“Not every Big 12 game is like this. Not every Big 12 offense is like this. Not every game is going to be like this,” WVU coach Dana Holgorsen said. “It was a situation where both offenses were playing at a pretty high level.”

No one played at a higher level than Smith, who hasn't thrown an interception in 169 passes this season and already has tossed 20 touchdown passes.

“I couldn't care less about the Heisman Trophy,” he said. “The biggest thing is that we won.”

Said Baylor coach Art Briles, who coached Heisman Trophy winner Robert Griffin III last year: “I thought Geno was exceptional, which he has been for the past few years.

“Today, he certainly earned his cause for postseason awards.”

As he has been all season, Smith was the big story for the Mountaineers. But he wasn't alone in a back-and-forth slugfest featuring 19 touchdowns.

WVU (4-0) generated a school-record 807 yards but still needed its offense to run out the final minutes because the defense struggled against the Bears' potent attack.

Baylor (3-1), which entered Saturday ranked in the top 10 nationally in passing and total offense, amassed 700 total yards as quarterback Nick Florence (29 of 47 for 581 yards and five TDs) and receiver Terrance Williams (17 receptions for 314 yards and two TDs) set school records in passing yards and receiving yards. Williams also established a Big 12 standard for receiving yards, breaking the mark Bailey had set earlier in the game.

Trailing for the first time all season, WVU rallied from a 28-21 deficit to make it 35-28 before Baylor tied the score at 35 on the final play of the first half.

“When there's six or seven seconds left, you can't let that happen,” Holgorsen said. “To say that the defenses didn't play very well is an understatement.”

The Mountaineers scored 21 unanswered points to open the third quarter as the lead bulged to 56-35. Baylor, however, rallied to make it 56-49 and later chopped the deficit to 63-56 before WVU finally put the game away.

Again, it was Smith, operating behind nearly flawless pass protection and going through his progressions before floating a perfect pass to Bailey in the rear of the end zone for a 70-56 lead.

“It's amazing,” Bailey said. “Anytime we have a chance of going downfield, we want to try to hit it. Geno was perfect throwing the ball.”

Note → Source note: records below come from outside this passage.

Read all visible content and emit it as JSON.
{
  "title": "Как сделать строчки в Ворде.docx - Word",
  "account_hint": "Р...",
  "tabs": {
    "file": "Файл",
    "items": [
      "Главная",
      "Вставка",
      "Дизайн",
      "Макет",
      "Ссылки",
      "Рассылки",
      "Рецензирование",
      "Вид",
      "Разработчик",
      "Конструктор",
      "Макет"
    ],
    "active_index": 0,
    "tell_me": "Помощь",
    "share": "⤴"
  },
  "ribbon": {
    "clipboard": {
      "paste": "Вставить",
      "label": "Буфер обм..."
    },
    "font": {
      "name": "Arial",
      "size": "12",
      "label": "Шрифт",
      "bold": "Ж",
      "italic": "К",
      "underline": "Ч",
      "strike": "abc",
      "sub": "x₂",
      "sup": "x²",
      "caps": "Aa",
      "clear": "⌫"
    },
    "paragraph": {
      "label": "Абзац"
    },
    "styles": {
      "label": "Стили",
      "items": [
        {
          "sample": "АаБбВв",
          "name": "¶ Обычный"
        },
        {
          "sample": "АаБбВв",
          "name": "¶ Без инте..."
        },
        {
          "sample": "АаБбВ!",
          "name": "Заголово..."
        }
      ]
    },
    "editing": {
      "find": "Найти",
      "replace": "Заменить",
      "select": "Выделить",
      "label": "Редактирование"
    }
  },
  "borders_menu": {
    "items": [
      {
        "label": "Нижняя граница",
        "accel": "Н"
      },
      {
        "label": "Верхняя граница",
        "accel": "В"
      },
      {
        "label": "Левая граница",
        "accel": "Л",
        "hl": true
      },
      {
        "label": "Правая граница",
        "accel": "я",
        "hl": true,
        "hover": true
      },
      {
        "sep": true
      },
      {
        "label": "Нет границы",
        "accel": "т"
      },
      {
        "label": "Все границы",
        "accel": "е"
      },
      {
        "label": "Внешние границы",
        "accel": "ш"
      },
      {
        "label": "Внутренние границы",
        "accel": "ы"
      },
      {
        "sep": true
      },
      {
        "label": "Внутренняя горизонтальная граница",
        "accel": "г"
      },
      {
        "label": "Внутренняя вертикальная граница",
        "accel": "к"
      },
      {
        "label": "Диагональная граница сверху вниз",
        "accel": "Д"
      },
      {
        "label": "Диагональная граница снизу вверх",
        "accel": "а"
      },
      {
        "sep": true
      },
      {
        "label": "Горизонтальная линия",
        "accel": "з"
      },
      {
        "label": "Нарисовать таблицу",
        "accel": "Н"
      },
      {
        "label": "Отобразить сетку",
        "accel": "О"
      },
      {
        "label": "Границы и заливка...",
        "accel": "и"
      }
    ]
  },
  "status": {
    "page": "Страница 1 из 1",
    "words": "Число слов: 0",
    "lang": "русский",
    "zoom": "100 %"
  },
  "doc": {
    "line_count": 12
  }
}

John Harris is a staff writer for Trib Total Media. He can be reached at

TribLIVE commenting policy

You are solely responsible for your comments and by using you agree to our Terms of Service.

We moderate comments. Our goal is to provide substantive commentary for a general readership. By screening submissions, we provide a space where readers can share intelligent and informed commentary that enhances the quality of our news and information.

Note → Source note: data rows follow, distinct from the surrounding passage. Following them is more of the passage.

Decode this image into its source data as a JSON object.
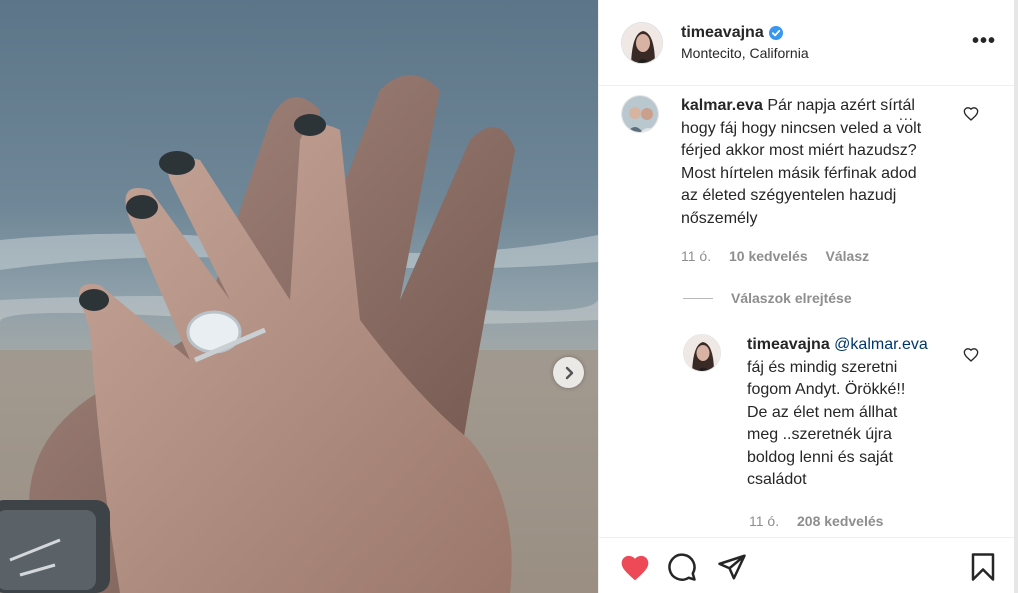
{
  "header": {
    "username": "timeavajna",
    "location": "Montecito, California",
    "verified_icon": "verified-badge-icon",
    "more_icon": "more-options-icon"
  },
  "comments": [
    {
      "username": "kalmar.eva",
      "lines": [
        "Pár napja azért sírtál",
        "hogy fáj hogy nincsen veled a volt",
        "férjed akkor most miért hazudsz?",
        "Most hírtelen másik férfinak adod",
        "az életed szégyentelen hazudj",
        "nőszemély"
      ],
      "overlay_dots": "...",
      "time": "11 ó.",
      "likes": "10 kedvelés",
      "reply": "Válasz"
    }
  ],
  "hide_replies": "Válaszok elrejtése",
  "reply": {
    "username": "timeavajna",
    "mention": "@kalmar.eva",
    "lines": [
      "fáj és mindig szeretni",
      "fogom Andyt. Örökké!!",
      "De az élet nem állhat",
      "meg ..szeretnék újra",
      "boldog lenni és saját",
      "családot"
    ],
    "time": "11 ó.",
    "likes": "208 kedvelés"
  },
  "actions": {
    "like_icon": "heart-filled-icon",
    "comment_icon": "comment-bubble-icon",
    "share_icon": "share-plane-icon",
    "save_icon": "bookmark-icon"
  },
  "colors": {
    "like_red": "#ed4956",
    "verified_blue": "#3897f0",
    "text": "#262626",
    "muted": "#8e8e8e"
  }
}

While most comments will be posted if they are on-topic and not abusive, moderating decisions are subjective. We will make them as carefully and consistently as we can. Because of the volume of reader comments, we cannot review individual moderation decisions with readers.

We value thoughtful comments representing a range of views that make their point quickly and politely. We make an effort to protect discussions from repeated comments either by the same reader or different readers

We follow the same standards for taste as the daily newspaper. A few things we won't tolerate: personal attacks, obscenity, vulgarity, profanity (including expletives and letters followed by dashes), commercial promotion, impersonations, incoherence, proselytizing and SHOUTING. Don't include URLs to Web sites.

We do not edit comments. They are either approved or deleted. We reserve the right to edit a comment that is quoted or excerpted in an article. In this case, we may fix spelling and punctuation.

We welcome strong opinions and criticism of our work, but we don't want comments to become bogged down with discussions of our policies and we will moderate accordingly.

We appreciate it when readers and people quoted in articles or blog posts point out errors of fact or emphasis and will investigate all assertions. But these suggestions should be sent via e-mail. To avoid distracting other readers, we won't publish comments that suggest a correction. Instead, corrections will be made in a blog post or in an article.